13. All this, dear timid ones, is not because your fellow really is wiser or better than you, but because his personality--the external man--is stronger than yours. You never have a similar feeling in the presence of strong individuality. Individuality in another not only produces in you an admiration for its superiority, but it also gives you, when you are in its presence, a strange new sense of your own inherent possibilities, a sense that is full of exhilaration and comfort and encouragement to you. This is because a pronounced individuality simply means more of God come forth into visibility through a person, and by some mind process it has power to call forth more of God through you.

14. If you want to know how to avoid being overcome and thrown off your feet by the strong personality of others, I will tell you:

15. Always remember that personality is of the human and individuality is of God. Silently affirm your own individuality, your oneness with God, and your superiority to personality. Can God fear any person?

16. If you are naturally inclined to be timid or

p. 74

shrinking, practice of the following will help you overcome it. As you walk down the street and see anyone coming toward you, even a stranger to you, silently affirm such words as: "I am a part of God in visibility; I am one with the Father; this person has no power over me, for I am superior to all personality." Cultivate this habit of thinking and affirming whenever you approach any person, and you will soon find that no personality, however strong and aggressive, has the power to throw you out of the most perfect poise. You will be self-possessed because God-possessed.

17. Some years ago I found myself under a sense of bondage to a strong, aggressive personality with whom, externally, I had been quite intimately associated for several months. I seemed to see things through another's eyes; and while I was more than half conscious of this, yet I could not seem to throw it off.

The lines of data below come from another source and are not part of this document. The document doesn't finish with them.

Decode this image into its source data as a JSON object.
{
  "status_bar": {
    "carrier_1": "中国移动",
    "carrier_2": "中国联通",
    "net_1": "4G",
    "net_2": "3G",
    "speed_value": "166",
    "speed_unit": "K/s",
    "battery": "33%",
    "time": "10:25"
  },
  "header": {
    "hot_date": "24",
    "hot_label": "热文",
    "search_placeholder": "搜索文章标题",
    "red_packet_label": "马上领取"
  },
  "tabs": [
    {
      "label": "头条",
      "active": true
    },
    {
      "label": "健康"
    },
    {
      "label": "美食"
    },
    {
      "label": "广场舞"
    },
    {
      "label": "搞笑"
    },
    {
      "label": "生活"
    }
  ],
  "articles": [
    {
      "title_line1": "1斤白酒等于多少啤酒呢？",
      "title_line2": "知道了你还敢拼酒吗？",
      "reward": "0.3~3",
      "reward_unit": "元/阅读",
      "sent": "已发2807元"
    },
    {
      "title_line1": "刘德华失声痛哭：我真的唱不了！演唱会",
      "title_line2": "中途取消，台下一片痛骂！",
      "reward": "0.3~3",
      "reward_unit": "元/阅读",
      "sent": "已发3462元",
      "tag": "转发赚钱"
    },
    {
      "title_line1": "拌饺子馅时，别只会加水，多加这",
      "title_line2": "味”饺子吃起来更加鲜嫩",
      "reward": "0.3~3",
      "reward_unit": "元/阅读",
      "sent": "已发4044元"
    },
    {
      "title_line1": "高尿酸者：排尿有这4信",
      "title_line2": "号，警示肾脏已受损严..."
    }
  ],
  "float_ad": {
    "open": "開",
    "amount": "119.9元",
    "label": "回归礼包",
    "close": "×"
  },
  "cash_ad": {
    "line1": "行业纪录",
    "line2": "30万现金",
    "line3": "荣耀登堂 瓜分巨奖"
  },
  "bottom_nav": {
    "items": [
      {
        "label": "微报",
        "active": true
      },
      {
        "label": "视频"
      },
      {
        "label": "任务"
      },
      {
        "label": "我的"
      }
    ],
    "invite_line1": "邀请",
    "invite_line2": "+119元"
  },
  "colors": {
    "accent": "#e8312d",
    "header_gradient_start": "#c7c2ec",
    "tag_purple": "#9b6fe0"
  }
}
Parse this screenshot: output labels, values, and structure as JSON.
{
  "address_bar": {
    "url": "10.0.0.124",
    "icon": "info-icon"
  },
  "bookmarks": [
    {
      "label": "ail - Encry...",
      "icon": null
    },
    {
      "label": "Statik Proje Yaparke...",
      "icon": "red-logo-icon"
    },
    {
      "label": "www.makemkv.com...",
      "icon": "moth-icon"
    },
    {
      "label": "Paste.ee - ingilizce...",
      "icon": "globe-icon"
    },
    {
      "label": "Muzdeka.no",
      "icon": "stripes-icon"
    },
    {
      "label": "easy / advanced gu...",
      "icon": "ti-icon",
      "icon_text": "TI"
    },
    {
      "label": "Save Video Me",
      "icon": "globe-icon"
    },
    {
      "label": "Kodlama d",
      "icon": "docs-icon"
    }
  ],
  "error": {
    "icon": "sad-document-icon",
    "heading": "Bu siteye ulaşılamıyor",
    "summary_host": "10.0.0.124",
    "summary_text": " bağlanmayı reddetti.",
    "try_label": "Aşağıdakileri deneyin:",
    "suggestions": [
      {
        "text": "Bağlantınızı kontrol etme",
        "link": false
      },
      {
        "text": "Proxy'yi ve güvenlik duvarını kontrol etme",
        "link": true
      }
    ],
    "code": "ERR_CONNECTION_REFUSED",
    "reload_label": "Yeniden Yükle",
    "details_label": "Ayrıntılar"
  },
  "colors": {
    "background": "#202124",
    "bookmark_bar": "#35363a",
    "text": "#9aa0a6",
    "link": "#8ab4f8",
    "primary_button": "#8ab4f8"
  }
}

This personality was able, with very few words, to make me feel as if all that I said or did was a mistake, and that I was a most miserable failure. I was always utterly discouraged after being in this presence, and felt that I had no ability to accomplish anything.

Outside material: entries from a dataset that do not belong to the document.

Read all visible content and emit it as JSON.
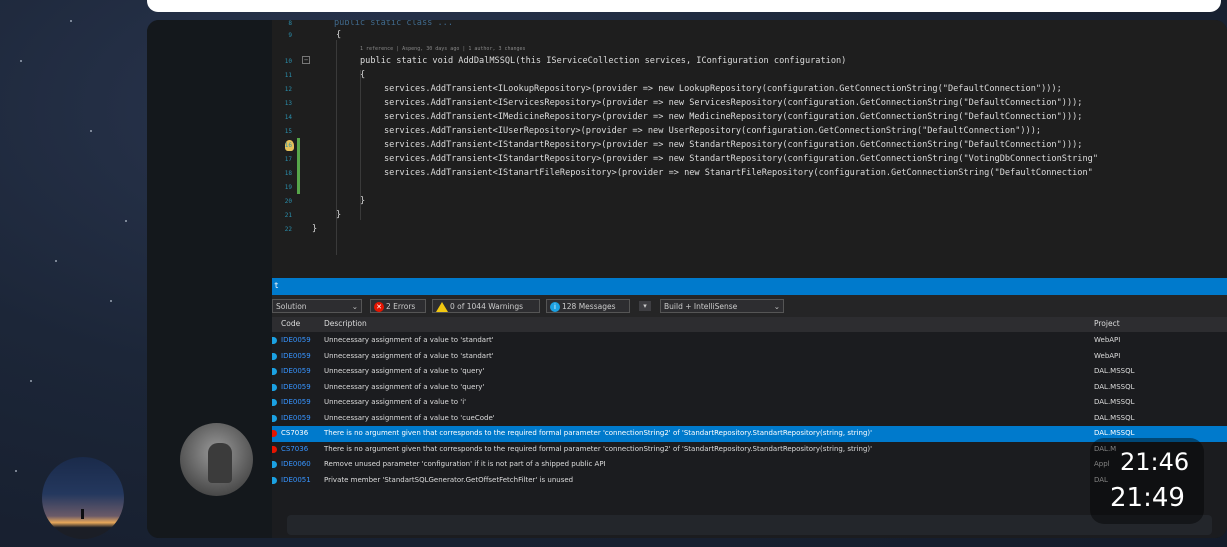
{
  "chat": {
    "message_times": [
      "21:46",
      "21:49"
    ]
  },
  "editor": {
    "code_lines": [
      {
        "n": "8",
        "text": "public static class ..."
      },
      {
        "n": "9",
        "text": "{"
      },
      {
        "n": "10",
        "text": "public static void AddDalMSSQL(this IServiceCollection services, IConfiguration configuration)"
      },
      {
        "n": "11",
        "text": "{"
      },
      {
        "n": "12",
        "text": "services.AddTransient<ILookupRepository>(provider => new LookupRepository(configuration.GetConnectionString(\"DefaultConnection\")));"
      },
      {
        "n": "13",
        "text": "services.AddTransient<IServicesRepository>(provider => new ServicesRepository(configuration.GetConnectionString(\"DefaultConnection\")));"
      },
      {
        "n": "14",
        "text": "services.AddTransient<IMedicineRepository>(provider => new MedicineRepository(configuration.GetConnectionString(\"DefaultConnection\")));"
      },
      {
        "n": "15",
        "text": "services.AddTransient<IUserRepository>(provider => new UserRepository(configuration.GetConnectionString(\"DefaultConnection\")));"
      },
      {
        "n": "16",
        "text": "services.AddTransient<IStandartRepository>(provider => new StandartRepository(configuration.GetConnectionString(\"DefaultConnection\")));"
      },
      {
        "n": "17",
        "text": "services.AddTransient<IStandartRepository>(provider => new StandartRepository(configuration.GetConnectionString(\"VotingDbConnectionString\""
      },
      {
        "n": "18",
        "text": "services.AddTransient<IStanartFileRepository>(provider => new StanartFileRepository(configuration.GetConnectionString(\"DefaultConnection\""
      },
      {
        "n": "19",
        "text": ""
      },
      {
        "n": "20",
        "text": "}"
      },
      {
        "n": "21",
        "text": "}"
      },
      {
        "n": "22",
        "text": "}"
      }
    ],
    "codelens": "1 reference | Aspeng, 30 days ago | 1 author, 3 changes"
  },
  "error_list": {
    "scope": "Solution",
    "errors_label": "2 Errors",
    "warnings_label": "0 of 1044 Warnings",
    "messages_label": "128 Messages",
    "build_filter": "Build + IntelliSense",
    "columns": {
      "code": "Code",
      "description": "Description",
      "project": "Project"
    },
    "rows": [
      {
        "code": "IDE0059",
        "desc": "Unnecessary assignment of a value to 'standart'",
        "project": "WebAPI",
        "type": "info",
        "selected": false
      },
      {
        "code": "IDE0059",
        "desc": "Unnecessary assignment of a value to 'standart'",
        "project": "WebAPI",
        "type": "info",
        "selected": false
      },
      {
        "code": "IDE0059",
        "desc": "Unnecessary assignment of a value to 'query'",
        "project": "DAL.MSSQL",
        "type": "info",
        "selected": false
      },
      {
        "code": "IDE0059",
        "desc": "Unnecessary assignment of a value to 'query'",
        "project": "DAL.MSSQL",
        "type": "info",
        "selected": false
      },
      {
        "code": "IDE0059",
        "desc": "Unnecessary assignment of a value to 'i'",
        "project": "DAL.MSSQL",
        "type": "info",
        "selected": false
      },
      {
        "code": "IDE0059",
        "desc": "Unnecessary assignment of a value to 'cueCode'",
        "project": "DAL.MSSQL",
        "type": "info",
        "selected": false
      },
      {
        "code": "CS7036",
        "desc": "There is no argument given that corresponds to the required formal parameter 'connectionString2' of 'StandartRepository.StandartRepository(string, string)'",
        "project": "DAL.MSSQL",
        "type": "error",
        "selected": true
      },
      {
        "code": "CS7036",
        "desc": "There is no argument given that corresponds to the required formal parameter 'connectionString2' of 'StandartRepository.StandartRepository(string, string)'",
        "project": "DAL.M",
        "type": "error",
        "selected": false
      },
      {
        "code": "IDE0060",
        "desc": "Remove unused parameter 'configuration' if it is not part of a shipped public API",
        "project": "Appl",
        "type": "info",
        "selected": false
      },
      {
        "code": "IDE0051",
        "desc": "Private member 'StandartSQLGenerator.GetOffsetFetchFilter' is unused",
        "project": "DAL",
        "type": "info",
        "selected": false
      }
    ]
  },
  "colors": {
    "accent": "#007acc",
    "error": "#e51400",
    "info": "#1ba1e2"
  }
}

18. After vainly trying for weeks to free myself, one day I was walking along the street, with a most intense desire and determination to be free. Many times before, I had affirmed that this personality could not affect or overcome me, but with no effect. This day I struck out farther and declared (silently of course), "There is no such personality in the universe as this one," affirming it again and again many times. After a few

p. 75

moments I began to feel wondrously lifted, and as if chains were dropping off. Then the voice within me urged me on a step farther to say, "There is no personality in the universe; there is nothing but God." After a short time spent in vigorously using these words, I seemed to break every fetter. From that day to this, without further effort, I have been as free from any influence of that personality as though it had never existed.

19. If at any time the lesser affirmation of Truth fails to free you from the influence of other minds, try this more sweeping one, "There is no personality in the universe; there is nothing but God," and you are bound to be made free.

20. The more you learn to act from the "still small voice" within you, the stronger and more pronounced will be individuality in you.

21. If you are inclined to wilt before strong personalities, always remember that God has need of you, through whom, in some special manner, to manifest Himself--some manner for which He cannot use any other organ--what need have you to quail before any person, no matter how important?

22. However humble your place in life, however unknown to the world you may be, however small your capabilities may seem at present to you, you are just as much a necessity to God in His efforts to get Himself into visibility as is the most brilliant intellect, the most thoroughly cultured person in the world. Remember this always, and act from the highest within you.

p. 76

Next: Lesson 8